Grab dependencies for building it from source

sudo apt-get build-dep minidlna -y

If you get any errors you can install the dependencies manually

sudo apt-get install libjpeg-dev libsqlite3-dev libexif-dev libid3tag0-dev libvorbis-dev libflac-dev -y

Download miniDLNA 1.1.4 source


Unpack it

tar -xvf minidlna-1.1.4.tar.gz

Enter the miniDLNA directory

cd minidlna-1.1.4

Configure, make and install miniDLNA, it will take 5 minutes.

./configure && make && sudo make install

Copy the default configuration file

sudo cp minidlna.conf /etc/

Copy the startup daemon script to autostart ReadyMedia miniDLNA on boot

sudo cp linux/minidlna.init.d.script /etc/init.d/minidlna

Make the startup script executable

sudo chmod 755 /etc/init.d/minidlna

Update rc to use the miniDLNA defaults

sudo update-rc.d minidlna defaults

Edit the configuration

sudo nano /etc/minidlna.conf

Note: Edit the following to point to your media

This version of minidlna will give you multiple folders under Video. Before movies and TV would have been under separate categories, now movies and TV will both be under the category video. It will also show the folder structure of them instead of showing just the video files. Avi files will also show up and be streamable.

inotify uses resources because it autoupdates your library, if you don’t use inotify you will have to manually restart and reload the miniDLNA service
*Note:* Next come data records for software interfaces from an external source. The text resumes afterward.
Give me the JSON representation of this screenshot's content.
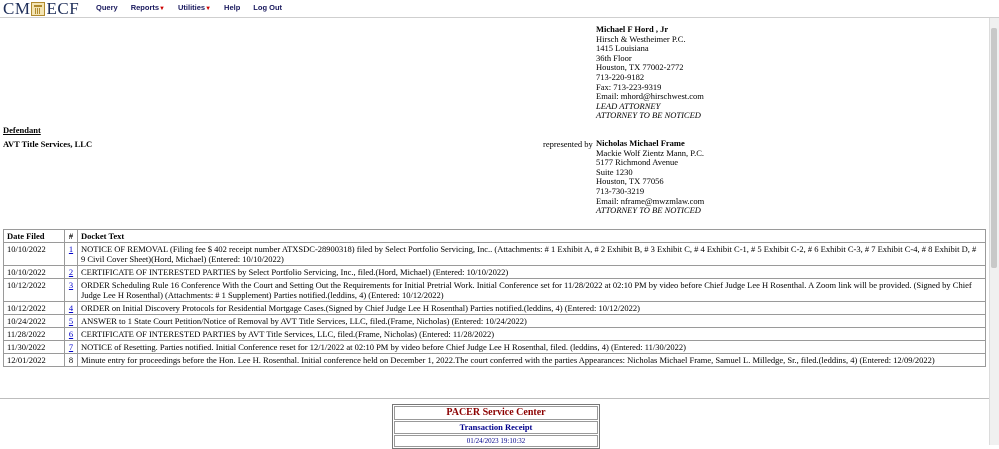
{
  "brand": {
    "cm": "CM",
    "ecf": "ECF"
  },
  "nav": [
    {
      "label": "Query",
      "dropdown": false
    },
    {
      "label": "Reports",
      "dropdown": true
    },
    {
      "label": "Utilities",
      "dropdown": true
    },
    {
      "label": "Help",
      "dropdown": false
    },
    {
      "label": "Log Out",
      "dropdown": false
    }
  ],
  "attorney_top": {
    "name": "Michael F Hord , Jr",
    "lines": [
      "Hirsch & Westheimer P.C.",
      "1415 Louisiana",
      "36th Floor",
      "Houston, TX 77002-2772",
      "713-220-9182",
      "Fax: 713-223-9319",
      "Email: mhord@hirschwest.com"
    ],
    "tags": [
      "LEAD ATTORNEY",
      "ATTORNEY TO BE NOTICED"
    ]
  },
  "defendant": {
    "header": "Defendant",
    "name": "AVT Title Services, LLC",
    "represented_by": "represented by",
    "attorney": {
      "name": "Nicholas Michael Frame",
      "lines": [
        "Mackie Wolf Zientz Mann, P.C.",
        "5177 Richmond Avenue",
        "Suite 1230",
        "Houston, TX 77056",
        "713-730-3219",
        "Email: nframe@mwzmlaw.com"
      ],
      "tags": [
        "ATTORNEY TO BE NOTICED"
      ]
    }
  },
  "docket": {
    "headers": [
      "Date Filed",
      "#",
      "Docket Text"
    ],
    "rows": [
      {
        "date": "10/10/2022",
        "num": "1",
        "link": true,
        "text": "NOTICE OF REMOVAL (Filing fee $ 402 receipt number ATXSDC-28900318) filed by Select Portfolio Servicing, Inc.. (Attachments: # 1 Exhibit A, # 2 Exhibit B, # 3 Exhibit C, # 4 Exhibit C-1, # 5 Exhibit C-2, # 6 Exhibit C-3, # 7 Exhibit C-4, # 8 Exhibit D, # 9 Civil Cover Sheet)(Hord, Michael) (Entered: 10/10/2022)"
      },
      {
        "date": "10/10/2022",
        "num": "2",
        "link": true,
        "text": "CERTIFICATE OF INTERESTED PARTIES by Select Portfolio Servicing, Inc., filed.(Hord, Michael) (Entered: 10/10/2022)"
      },
      {
        "date": "10/12/2022",
        "num": "3",
        "link": true,
        "text": "ORDER Scheduling Rule 16 Conference With the Court and Setting Out the Requirements for Initial Pretrial Work. Initial Conference set for 11/28/2022 at 02:10 PM by video before Chief Judge Lee H Rosenthal. A Zoom link will be provided. (Signed by Chief Judge Lee H Rosenthal) (Attachments: # 1 Supplement) Parties notified.(leddins, 4) (Entered: 10/12/2022)"
      },
      {
        "date": "10/12/2022",
        "num": "4",
        "link": true,
        "text": "ORDER on Initial Discovery Protocols for Residential Mortgage Cases.(Signed by Chief Judge Lee H Rosenthal) Parties notified.(leddins, 4) (Entered: 10/12/2022)"
      },
      {
        "date": "10/24/2022",
        "num": "5",
        "link": true,
        "text": "ANSWER to 1 State Court Petition/Notice of Removal by AVT Title Services, LLC, filed.(Frame, Nicholas) (Entered: 10/24/2022)"
      },
      {
        "date": "11/28/2022",
        "num": "6",
        "link": true,
        "text": "CERTIFICATE OF INTERESTED PARTIES by AVT Title Services, LLC, filed.(Frame, Nicholas) (Entered: 11/28/2022)"
      },
      {
        "date": "11/30/2022",
        "num": "7",
        "link": true,
        "text": "NOTICE of Resetting. Parties notified. Initial Conference reset for 12/1/2022 at 02:10 PM by video before Chief Judge Lee H Rosenthal, filed. (leddins, 4) (Entered: 11/30/2022)"
      },
      {
        "date": "12/01/2022",
        "num": "8",
        "link": false,
        "text": "Minute entry for proceedings before the Hon. Lee H. Rosenthal. Initial conference held on December 1, 2022.The court conferred with the parties Appearances: Nicholas Michael Frame, Samuel L. Milledge, Sr., filed.(leddins, 4) (Entered: 12/09/2022)"
      }
    ]
  },
  "receipt": {
    "title": "PACER Service Center",
    "subtitle": "Transaction Receipt",
    "datetime": "01/24/2023 19:10:32"
  }
}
The friendly name is how your miniDLNA server will show up to its streaming clients

# Names the DLNA server
friendly_name=RasPi Media Server
# Tells the DLNA to update the library when there are changes

Ctrl+X, Y and Enter to save and exit

Start the minidlna service

sudo service minidlna start

Now make sure it starts on boot

sudo reboot

Your Raspberry Pi DLNA server will now be accessible to stream media to your clients: PCs, XBOX, PS3, Phones, TVs and more.